Those of you who will join the government would do well to remember the famous, age-old Hindi saying - “Jis desh mein sarkar vyapari hojata hein, us desh mein log bikari hojate hein!” Every government that proclaims adherence to the adage, “Minimum government, maximum governance” should remember this age-old Hindi saying and resist the temptation of getting into business. Your first duty as a civil servant is to be an impartial regulator and to remove all bottlenecks to honest, smart, innovative and law-abiding entrepreneurs in their quest to create a large number of jobs with good disposable income, and to create aspirational wealth for themselves. Your duty is to ensure that tax collection is maximized through a fair, transparent, honest and hassle-free process for both individuals and corporations. It is to use that tax money efficiently and fairly for public-good purposes.
I have often been asked what success means to me. Let me answer that question borrowing the words of Ralph Waldo Emerson who said, ‘To laugh often and much; to win the respect of intelligent people and the affection of children; to earn the appreciation of honest critics and endure the betrayal of false friends; to appreciate beauty; to find the best in others; to leave the world a bit better, whether by a healthy child, a garden patch, or a redeemed social condition: to know even one life has breathed easier because you have lived. This is to have succeeded.’ I wish everyone of you much success.
Finally, remember that any tough task requires a happy mind. When you leave the office, forget about your office matters. Spend quality and happy time with your loved ones. Remain grateful to your loved ones for having made a huge sacrifice to provide you this opportunity for successfully experiencing this prestigious institution.

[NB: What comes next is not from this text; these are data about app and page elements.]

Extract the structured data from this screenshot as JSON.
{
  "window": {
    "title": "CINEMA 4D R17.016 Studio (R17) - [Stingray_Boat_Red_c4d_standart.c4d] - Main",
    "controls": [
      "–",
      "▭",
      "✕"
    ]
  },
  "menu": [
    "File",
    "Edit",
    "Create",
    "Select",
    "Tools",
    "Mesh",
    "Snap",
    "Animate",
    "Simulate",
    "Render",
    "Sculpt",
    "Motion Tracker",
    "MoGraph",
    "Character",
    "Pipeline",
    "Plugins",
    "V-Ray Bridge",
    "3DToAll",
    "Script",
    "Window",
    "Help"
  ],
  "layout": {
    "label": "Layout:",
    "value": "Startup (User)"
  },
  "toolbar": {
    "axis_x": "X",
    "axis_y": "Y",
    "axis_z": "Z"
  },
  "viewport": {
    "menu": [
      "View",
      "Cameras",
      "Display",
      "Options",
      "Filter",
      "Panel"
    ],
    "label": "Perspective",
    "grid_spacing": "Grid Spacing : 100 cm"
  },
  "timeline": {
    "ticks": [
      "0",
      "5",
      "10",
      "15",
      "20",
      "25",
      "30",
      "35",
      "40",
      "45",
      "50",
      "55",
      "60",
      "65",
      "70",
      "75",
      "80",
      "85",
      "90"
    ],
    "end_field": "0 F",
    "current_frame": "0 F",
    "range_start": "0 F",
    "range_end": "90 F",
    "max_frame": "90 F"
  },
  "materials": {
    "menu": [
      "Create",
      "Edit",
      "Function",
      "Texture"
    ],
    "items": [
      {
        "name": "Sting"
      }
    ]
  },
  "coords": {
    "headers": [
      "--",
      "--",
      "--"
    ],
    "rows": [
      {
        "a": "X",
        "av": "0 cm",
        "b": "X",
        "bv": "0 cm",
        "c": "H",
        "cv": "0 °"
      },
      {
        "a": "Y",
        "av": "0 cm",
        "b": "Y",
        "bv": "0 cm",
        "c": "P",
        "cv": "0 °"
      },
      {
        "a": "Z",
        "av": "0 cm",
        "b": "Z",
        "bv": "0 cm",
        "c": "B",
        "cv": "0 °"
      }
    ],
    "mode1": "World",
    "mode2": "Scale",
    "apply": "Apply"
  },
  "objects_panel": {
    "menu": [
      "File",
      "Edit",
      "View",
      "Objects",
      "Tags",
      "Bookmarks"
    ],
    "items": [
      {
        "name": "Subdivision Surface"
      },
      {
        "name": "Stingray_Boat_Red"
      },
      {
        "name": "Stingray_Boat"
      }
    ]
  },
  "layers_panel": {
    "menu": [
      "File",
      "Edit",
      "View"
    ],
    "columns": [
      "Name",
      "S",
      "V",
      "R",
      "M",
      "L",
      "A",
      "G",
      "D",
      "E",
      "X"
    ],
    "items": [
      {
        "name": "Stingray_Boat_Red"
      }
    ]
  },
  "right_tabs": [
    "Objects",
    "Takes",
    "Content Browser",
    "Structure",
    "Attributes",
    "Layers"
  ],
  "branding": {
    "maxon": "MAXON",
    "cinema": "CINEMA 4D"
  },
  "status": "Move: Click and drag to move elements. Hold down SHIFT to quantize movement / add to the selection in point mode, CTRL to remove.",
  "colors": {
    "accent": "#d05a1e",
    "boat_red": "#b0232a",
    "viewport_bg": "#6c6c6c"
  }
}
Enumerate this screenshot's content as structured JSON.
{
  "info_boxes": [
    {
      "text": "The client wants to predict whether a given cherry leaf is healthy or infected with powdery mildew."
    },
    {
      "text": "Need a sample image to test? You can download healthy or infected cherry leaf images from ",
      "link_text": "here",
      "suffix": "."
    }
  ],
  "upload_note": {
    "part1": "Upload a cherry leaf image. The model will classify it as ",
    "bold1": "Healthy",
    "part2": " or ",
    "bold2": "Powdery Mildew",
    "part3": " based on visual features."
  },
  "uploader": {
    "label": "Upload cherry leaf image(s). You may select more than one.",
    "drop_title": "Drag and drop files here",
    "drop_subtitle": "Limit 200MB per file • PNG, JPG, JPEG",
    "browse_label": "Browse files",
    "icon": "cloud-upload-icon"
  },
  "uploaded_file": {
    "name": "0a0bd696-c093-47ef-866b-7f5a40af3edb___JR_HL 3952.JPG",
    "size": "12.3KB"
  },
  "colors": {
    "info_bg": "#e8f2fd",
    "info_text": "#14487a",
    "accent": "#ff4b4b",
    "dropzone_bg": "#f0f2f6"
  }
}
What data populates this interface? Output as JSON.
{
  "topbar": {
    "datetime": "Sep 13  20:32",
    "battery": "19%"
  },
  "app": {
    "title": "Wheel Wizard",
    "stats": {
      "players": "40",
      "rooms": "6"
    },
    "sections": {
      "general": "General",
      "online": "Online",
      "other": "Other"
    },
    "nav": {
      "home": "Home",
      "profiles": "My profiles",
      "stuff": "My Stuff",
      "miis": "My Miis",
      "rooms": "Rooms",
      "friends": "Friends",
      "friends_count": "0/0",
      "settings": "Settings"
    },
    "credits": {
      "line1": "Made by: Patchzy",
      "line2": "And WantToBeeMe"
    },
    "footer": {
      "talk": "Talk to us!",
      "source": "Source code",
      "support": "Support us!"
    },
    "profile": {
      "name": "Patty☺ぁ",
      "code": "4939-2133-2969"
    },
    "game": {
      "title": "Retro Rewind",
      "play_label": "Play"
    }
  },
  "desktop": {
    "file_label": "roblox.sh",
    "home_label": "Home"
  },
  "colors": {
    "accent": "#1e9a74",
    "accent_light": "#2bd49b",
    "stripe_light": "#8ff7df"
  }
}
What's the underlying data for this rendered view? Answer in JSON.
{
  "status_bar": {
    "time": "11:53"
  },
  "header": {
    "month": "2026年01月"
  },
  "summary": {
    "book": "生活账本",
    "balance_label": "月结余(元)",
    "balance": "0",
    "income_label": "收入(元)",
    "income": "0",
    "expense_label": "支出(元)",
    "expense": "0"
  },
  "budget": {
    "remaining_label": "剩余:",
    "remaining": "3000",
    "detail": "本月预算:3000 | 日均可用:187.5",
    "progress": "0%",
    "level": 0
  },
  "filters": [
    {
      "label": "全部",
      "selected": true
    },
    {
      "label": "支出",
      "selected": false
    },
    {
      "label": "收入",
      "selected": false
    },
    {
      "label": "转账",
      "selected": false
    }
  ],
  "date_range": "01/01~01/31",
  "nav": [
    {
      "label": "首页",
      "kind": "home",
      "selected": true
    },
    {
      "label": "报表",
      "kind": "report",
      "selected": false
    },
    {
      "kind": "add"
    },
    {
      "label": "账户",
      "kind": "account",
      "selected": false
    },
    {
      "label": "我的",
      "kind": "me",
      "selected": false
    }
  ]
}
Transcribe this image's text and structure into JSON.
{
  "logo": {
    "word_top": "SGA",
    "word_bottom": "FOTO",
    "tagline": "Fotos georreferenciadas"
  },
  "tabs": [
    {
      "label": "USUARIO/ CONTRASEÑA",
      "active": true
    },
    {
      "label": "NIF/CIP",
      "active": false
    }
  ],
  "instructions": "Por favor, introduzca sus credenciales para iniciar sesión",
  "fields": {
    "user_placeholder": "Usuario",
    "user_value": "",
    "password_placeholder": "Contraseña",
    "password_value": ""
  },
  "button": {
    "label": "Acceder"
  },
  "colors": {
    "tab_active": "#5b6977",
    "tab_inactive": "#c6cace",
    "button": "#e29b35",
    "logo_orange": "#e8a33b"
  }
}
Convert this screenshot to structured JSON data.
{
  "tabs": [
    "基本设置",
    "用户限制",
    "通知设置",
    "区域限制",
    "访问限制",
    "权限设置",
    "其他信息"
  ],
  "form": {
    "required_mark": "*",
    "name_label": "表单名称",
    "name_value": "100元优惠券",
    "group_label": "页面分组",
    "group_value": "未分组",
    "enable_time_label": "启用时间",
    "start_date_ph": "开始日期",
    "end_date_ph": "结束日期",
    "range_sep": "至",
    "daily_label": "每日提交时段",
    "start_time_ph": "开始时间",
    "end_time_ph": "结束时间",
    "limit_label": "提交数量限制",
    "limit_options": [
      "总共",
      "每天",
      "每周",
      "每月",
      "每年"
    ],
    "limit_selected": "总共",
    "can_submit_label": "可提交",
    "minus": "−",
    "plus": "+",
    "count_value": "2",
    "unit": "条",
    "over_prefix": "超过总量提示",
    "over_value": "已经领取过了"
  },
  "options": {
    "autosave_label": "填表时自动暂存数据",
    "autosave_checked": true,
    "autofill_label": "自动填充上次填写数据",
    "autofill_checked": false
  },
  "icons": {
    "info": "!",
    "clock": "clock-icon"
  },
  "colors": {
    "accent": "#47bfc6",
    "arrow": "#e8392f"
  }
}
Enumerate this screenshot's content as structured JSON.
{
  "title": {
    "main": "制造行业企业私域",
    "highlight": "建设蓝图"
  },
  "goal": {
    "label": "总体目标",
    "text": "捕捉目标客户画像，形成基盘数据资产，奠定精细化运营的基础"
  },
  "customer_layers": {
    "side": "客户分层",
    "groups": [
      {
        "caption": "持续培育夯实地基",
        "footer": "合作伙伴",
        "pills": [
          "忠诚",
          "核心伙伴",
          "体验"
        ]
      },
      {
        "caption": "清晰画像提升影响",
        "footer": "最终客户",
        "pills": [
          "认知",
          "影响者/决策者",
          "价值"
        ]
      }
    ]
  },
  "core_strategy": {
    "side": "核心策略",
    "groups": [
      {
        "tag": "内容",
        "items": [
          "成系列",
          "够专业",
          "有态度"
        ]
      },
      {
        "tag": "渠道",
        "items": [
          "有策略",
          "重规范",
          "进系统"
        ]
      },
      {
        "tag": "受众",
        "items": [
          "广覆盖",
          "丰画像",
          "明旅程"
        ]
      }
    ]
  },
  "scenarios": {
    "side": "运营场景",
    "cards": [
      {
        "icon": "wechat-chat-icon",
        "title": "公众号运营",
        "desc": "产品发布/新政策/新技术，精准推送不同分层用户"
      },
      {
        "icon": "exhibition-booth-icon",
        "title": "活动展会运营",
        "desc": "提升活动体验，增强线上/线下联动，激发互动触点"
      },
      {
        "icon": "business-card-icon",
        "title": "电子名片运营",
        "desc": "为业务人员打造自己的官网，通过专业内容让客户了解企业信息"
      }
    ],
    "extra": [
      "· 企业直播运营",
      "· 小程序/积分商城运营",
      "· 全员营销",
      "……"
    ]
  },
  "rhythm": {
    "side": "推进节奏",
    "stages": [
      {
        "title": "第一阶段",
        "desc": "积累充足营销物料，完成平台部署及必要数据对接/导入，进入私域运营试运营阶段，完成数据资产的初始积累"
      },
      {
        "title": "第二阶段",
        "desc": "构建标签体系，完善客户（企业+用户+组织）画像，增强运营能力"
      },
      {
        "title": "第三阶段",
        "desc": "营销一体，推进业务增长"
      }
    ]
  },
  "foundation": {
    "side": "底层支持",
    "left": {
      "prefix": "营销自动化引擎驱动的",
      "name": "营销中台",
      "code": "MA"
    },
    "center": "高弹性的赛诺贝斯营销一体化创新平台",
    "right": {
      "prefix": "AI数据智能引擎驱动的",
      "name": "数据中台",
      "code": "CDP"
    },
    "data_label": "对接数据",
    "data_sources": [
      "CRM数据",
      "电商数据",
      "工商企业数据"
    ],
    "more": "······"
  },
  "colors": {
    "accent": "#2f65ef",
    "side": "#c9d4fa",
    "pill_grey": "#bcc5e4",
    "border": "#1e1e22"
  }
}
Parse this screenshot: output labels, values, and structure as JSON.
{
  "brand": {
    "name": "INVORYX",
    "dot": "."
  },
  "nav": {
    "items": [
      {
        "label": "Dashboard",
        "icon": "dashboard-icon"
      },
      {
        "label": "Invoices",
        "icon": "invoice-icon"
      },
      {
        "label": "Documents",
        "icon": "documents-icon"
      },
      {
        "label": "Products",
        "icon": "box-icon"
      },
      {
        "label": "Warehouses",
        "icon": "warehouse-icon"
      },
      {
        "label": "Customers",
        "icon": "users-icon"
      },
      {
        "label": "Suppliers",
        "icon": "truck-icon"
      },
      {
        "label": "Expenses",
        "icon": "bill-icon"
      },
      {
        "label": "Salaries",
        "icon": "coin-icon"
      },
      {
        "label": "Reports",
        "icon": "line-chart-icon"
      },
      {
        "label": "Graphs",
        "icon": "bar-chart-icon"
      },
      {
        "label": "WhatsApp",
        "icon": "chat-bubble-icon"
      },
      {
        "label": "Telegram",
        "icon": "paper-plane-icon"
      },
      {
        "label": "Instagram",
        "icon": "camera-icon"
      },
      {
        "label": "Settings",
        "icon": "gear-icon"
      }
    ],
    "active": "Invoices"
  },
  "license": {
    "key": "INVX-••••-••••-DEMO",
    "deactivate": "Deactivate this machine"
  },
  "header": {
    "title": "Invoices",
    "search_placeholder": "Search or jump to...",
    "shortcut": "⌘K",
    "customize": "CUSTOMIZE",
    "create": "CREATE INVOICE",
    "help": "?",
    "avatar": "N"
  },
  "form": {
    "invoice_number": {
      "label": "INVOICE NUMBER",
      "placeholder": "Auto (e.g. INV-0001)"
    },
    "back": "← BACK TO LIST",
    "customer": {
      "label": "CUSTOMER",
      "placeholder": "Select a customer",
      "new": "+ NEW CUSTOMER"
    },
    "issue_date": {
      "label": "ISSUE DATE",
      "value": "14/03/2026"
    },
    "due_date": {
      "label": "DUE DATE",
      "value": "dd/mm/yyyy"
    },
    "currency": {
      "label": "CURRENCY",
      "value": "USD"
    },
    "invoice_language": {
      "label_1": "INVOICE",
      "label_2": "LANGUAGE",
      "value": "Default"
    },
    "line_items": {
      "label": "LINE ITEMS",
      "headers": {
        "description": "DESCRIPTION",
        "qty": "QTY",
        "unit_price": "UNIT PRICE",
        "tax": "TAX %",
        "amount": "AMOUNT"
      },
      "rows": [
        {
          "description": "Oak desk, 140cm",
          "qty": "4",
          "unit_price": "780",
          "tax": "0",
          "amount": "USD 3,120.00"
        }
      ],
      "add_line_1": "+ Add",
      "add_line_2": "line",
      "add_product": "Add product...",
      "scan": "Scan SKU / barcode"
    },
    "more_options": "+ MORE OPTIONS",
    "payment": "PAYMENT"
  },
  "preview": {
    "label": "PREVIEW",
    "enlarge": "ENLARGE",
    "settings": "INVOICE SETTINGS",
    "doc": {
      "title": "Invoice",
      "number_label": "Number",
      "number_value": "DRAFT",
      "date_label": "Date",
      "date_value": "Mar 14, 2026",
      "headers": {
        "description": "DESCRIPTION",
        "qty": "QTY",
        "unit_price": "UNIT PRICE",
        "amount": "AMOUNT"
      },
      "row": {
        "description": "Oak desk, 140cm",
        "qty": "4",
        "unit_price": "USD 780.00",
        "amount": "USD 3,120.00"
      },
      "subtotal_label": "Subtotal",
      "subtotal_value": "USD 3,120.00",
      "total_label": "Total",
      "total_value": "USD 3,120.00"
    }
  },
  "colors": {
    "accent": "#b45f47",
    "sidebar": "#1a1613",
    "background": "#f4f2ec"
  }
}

My best wishes to you for a purposeful, productive, happy, healthy, value-based and worthwhile life.